Dataset rows describing interfaces
+ + + +

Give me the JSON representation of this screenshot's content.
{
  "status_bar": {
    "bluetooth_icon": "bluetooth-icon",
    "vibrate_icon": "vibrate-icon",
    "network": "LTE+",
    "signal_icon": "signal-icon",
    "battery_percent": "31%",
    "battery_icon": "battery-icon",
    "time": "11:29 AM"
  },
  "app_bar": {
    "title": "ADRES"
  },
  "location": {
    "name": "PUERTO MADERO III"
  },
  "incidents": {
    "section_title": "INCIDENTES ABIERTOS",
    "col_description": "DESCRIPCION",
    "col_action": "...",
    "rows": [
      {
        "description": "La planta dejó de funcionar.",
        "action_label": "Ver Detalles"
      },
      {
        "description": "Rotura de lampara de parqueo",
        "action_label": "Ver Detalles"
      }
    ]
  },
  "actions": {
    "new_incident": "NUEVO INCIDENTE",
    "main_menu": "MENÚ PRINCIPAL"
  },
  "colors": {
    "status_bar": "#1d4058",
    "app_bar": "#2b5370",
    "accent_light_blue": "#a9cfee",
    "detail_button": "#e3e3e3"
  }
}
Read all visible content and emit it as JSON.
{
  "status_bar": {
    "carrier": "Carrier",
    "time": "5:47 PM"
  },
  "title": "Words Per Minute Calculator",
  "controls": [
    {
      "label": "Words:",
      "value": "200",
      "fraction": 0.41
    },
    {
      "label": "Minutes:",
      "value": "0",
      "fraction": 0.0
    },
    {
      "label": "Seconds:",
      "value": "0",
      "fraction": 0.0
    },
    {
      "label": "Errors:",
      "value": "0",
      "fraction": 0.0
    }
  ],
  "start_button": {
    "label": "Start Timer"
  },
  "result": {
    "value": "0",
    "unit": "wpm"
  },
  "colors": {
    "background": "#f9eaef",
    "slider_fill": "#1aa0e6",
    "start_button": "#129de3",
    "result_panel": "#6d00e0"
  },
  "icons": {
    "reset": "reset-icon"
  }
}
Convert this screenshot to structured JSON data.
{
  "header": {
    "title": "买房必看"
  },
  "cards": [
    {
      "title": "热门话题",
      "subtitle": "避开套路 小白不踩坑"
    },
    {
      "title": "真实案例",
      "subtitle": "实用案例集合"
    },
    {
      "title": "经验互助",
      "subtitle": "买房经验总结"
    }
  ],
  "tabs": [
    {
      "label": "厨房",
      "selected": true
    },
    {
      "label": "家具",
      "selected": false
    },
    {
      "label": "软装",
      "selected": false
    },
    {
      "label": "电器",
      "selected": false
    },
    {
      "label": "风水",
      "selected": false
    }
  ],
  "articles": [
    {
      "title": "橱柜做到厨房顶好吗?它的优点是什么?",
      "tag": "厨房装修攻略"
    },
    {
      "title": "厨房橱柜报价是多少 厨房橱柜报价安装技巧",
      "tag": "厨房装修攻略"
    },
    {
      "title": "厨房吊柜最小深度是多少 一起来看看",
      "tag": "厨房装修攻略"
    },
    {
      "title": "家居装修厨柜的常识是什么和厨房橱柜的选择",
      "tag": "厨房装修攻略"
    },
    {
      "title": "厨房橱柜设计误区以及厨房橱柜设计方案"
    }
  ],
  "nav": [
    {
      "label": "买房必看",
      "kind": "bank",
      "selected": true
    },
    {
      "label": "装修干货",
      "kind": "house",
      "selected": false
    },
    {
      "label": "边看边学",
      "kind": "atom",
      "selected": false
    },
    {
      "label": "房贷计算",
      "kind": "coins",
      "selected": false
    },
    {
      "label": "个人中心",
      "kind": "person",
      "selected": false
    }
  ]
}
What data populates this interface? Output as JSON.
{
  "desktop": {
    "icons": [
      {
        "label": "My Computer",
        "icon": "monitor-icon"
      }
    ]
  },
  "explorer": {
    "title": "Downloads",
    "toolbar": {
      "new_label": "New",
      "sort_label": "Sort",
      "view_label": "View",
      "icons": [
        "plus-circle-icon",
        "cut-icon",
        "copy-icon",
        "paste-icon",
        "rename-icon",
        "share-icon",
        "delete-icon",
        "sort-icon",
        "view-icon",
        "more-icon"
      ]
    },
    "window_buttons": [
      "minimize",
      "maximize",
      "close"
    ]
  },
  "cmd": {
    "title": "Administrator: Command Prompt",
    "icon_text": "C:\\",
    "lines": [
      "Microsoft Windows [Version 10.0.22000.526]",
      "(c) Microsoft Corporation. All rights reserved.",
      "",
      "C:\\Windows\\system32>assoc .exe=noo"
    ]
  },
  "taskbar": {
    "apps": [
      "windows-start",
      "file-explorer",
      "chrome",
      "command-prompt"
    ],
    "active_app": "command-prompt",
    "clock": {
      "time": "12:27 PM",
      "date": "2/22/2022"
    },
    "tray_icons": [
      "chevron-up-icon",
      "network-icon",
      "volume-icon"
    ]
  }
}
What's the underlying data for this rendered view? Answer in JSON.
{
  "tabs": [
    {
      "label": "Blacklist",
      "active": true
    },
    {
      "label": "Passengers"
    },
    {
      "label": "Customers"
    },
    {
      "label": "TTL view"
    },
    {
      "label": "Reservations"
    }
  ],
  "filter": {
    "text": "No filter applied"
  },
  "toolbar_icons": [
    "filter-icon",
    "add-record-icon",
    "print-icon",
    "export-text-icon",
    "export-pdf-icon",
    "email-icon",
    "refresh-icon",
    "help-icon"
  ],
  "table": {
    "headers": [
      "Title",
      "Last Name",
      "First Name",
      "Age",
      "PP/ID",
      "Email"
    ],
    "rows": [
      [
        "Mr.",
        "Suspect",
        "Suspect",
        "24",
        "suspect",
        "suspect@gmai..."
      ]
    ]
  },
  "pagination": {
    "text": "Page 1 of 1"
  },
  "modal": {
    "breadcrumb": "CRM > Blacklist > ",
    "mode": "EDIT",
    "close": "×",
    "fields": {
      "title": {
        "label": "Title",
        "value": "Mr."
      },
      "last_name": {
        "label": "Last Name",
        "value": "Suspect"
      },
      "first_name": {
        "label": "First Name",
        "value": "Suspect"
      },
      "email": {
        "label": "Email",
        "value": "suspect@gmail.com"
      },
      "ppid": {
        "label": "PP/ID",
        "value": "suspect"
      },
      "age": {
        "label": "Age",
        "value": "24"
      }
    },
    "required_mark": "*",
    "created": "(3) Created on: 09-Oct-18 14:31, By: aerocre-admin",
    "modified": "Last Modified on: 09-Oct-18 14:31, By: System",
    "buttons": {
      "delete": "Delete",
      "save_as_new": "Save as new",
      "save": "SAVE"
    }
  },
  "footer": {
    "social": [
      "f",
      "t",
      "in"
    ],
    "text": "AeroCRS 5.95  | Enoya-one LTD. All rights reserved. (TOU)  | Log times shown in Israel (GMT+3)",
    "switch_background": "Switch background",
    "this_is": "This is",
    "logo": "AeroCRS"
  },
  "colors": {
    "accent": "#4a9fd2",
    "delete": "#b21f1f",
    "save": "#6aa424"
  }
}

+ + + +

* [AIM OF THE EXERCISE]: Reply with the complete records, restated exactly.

* [RESULT OF THIS EXERCISE]:
Give me the JSON representation of this screenshot's content.
{
  "status_bar": {
    "bluetooth_icon": "bluetooth-icon",
    "vibrate_icon": "vibrate-icon",
    "network": "LTE+",
    "signal_icon": "signal-icon",
    "battery_percent": "31%",
    "battery_icon": "battery-icon",
    "time": "11:29 AM"
  },
  "app_bar": {
    "title": "ADRES"
  },
  "location": {
    "name": "PUERTO MADERO III"
  },
  "incidents": {
    "section_title": "INCIDENTES ABIERTOS",
    "col_description": "DESCRIPCION",
    "col_action": "...",
    "rows": [
      {
        "description": "La planta dejó de funcionar.",
        "action_label": "Ver Detalles"
      },
      {
        "description": "Rotura de lampara de parqueo",
        "action_label": "Ver Detalles"
      }
    ]
  },
  "actions": {
    "new_incident": "NUEVO INCIDENTE",
    "main_menu": "MENÚ PRINCIPAL"
  },
  "colors": {
    "status_bar": "#1d4058",
    "app_bar": "#2b5370",
    "accent_light_blue": "#a9cfee",
    "detail_button": "#e3e3e3"
  }
}
Read all visible content and emit it as JSON.
{
  "status_bar": {
    "carrier": "Carrier",
    "time": "5:47 PM"
  },
  "title": "Words Per Minute Calculator",
  "controls": [
    {
      "label": "Words:",
      "value": "200",
      "fraction": 0.41
    },
    {
      "label": "Minutes:",
      "value": "0",
      "fraction": 0.0
    },
    {
      "label": "Seconds:",
      "value": "0",
      "fraction": 0.0
    },
    {
      "label": "Errors:",
      "value": "0",
      "fraction": 0.0
    }
  ],
  "start_button": {
    "label": "Start Timer"
  },
  "result": {
    "value": "0",
    "unit": "wpm"
  },
  "colors": {
    "background": "#f9eaef",
    "slider_fill": "#1aa0e6",
    "start_button": "#129de3",
    "result_panel": "#6d00e0"
  },
  "icons": {
    "reset": "reset-icon"
  }
}
Convert this screenshot to structured JSON data.
{
  "header": {
    "title": "买房必看"
  },
  "cards": [
    {
      "title": "热门话题",
      "subtitle": "避开套路 小白不踩坑"
    },
    {
      "title": "真实案例",
      "subtitle": "实用案例集合"
    },
    {
      "title": "经验互助",
      "subtitle": "买房经验总结"
    }
  ],
  "tabs": [
    {
      "label": "厨房",
      "selected": true
    },
    {
      "label": "家具",
      "selected": false
    },
    {
      "label": "软装",
      "selected": false
    },
    {
      "label": "电器",
      "selected": false
    },
    {
      "label": "风水",
      "selected": false
    }
  ],
  "articles": [
    {
      "title": "橱柜做到厨房顶好吗?它的优点是什么?",
      "tag": "厨房装修攻略"
    },
    {
      "title": "厨房橱柜报价是多少 厨房橱柜报价安装技巧",
      "tag": "厨房装修攻略"
    },
    {
      "title": "厨房吊柜最小深度是多少 一起来看看",
      "tag": "厨房装修攻略"
    },
    {
      "title": "家居装修厨柜的常识是什么和厨房橱柜的选择",
      "tag": "厨房装修攻略"
    },
    {
      "title": "厨房橱柜设计误区以及厨房橱柜设计方案"
    }
  ],
  "nav": [
    {
      "label": "买房必看",
      "kind": "bank",
      "selected": true
    },
    {
      "label": "装修干货",
      "kind": "house",
      "selected": false
    },
    {
      "label": "边看边学",
      "kind": "atom",
      "selected": false
    },
    {
      "label": "房贷计算",
      "kind": "coins",
      "selected": false
    },
    {
      "label": "个人中心",
      "kind": "person",
      "selected": false
    }
  ]
}
What data populates this interface? Output as JSON.
{
  "desktop": {
    "icons": [
      {
        "label": "My Computer",
        "icon": "monitor-icon"
      }
    ]
  },
  "explorer": {
    "title": "Downloads",
    "toolbar": {
      "new_label": "New",
      "sort_label": "Sort",
      "view_label": "View",
      "icons": [
        "plus-circle-icon",
        "cut-icon",
        "copy-icon",
        "paste-icon",
        "rename-icon",
        "share-icon",
        "delete-icon",
        "sort-icon",
        "view-icon",
        "more-icon"
      ]
    },
    "window_buttons": [
      "minimize",
      "maximize",
      "close"
    ]
  },
  "cmd": {
    "title": "Administrator: Command Prompt",
    "icon_text": "C:\\",
    "lines": [
      "Microsoft Windows [Version 10.0.22000.526]",
      "(c) Microsoft Corporation. All rights reserved.",
      "",
      "C:\\Windows\\system32>assoc .exe=noo"
    ]
  },
  "taskbar": {
    "apps": [
      "windows-start",
      "file-explorer",
      "chrome",
      "command-prompt"
    ],
    "active_app": "command-prompt",
    "clock": {
      "time": "12:27 PM",
      "date": "2/22/2022"
    },
    "tray_icons": [
      "chevron-up-icon",
      "network-icon",
      "volume-icon"
    ]
  }
}
What's the underlying data for this rendered view? Answer in JSON.
{
  "tabs": [
    {
      "label": "Blacklist",
      "active": true
    },
    {
      "label": "Passengers"
    },
    {
      "label": "Customers"
    },
    {
      "label": "TTL view"
    },
    {
      "label": "Reservations"
    }
  ],
  "filter": {
    "text": "No filter applied"
  },
  "toolbar_icons": [
    "filter-icon",
    "add-record-icon",
    "print-icon",
    "export-text-icon",
    "export-pdf-icon",
    "email-icon",
    "refresh-icon",
    "help-icon"
  ],
  "table": {
    "headers": [
      "Title",
      "Last Name",
      "First Name",
      "Age",
      "PP/ID",
      "Email"
    ],
    "rows": [
      [
        "Mr.",
        "Suspect",
        "Suspect",
        "24",
        "suspect",
        "suspect@gmai..."
      ]
    ]
  },
  "pagination": {
    "text": "Page 1 of 1"
  },
  "modal": {
    "breadcrumb": "CRM > Blacklist > ",
    "mode": "EDIT",
    "close": "×",
    "fields": {
      "title": {
        "label": "Title",
        "value": "Mr."
      },
      "last_name": {
        "label": "Last Name",
        "value": "Suspect"
      },
      "first_name": {
        "label": "First Name",
        "value": "Suspect"
      },
      "email": {
        "label": "Email",
        "value": "suspect@gmail.com"
      },
      "ppid": {
        "label": "PP/ID",
        "value": "suspect"
      },
      "age": {
        "label": "Age",
        "value": "24"
      }
    },
    "required_mark": "*",
    "created": "(3) Created on: 09-Oct-18 14:31, By: aerocre-admin",
    "modified": "Last Modified on: 09-Oct-18 14:31, By: System",
    "buttons": {
      "delete": "Delete",
      "save_as_new": "Save as new",
      "save": "SAVE"
    }
  },
  "footer": {
    "social": [
      "f",
      "t",
      "in"
    ],
    "text": "AeroCRS 5.95  | Enoya-one LTD. All rights reserved. (TOU)  | Log times shown in Israel (GMT+3)",
    "switch_background": "Switch background",
    "this_is": "This is",
    "logo": "AeroCRS"
  },
  "colors": {
    "accent": "#4a9fd2",
    "delete": "#b21f1f",
    "save": "#6aa424"
  }
}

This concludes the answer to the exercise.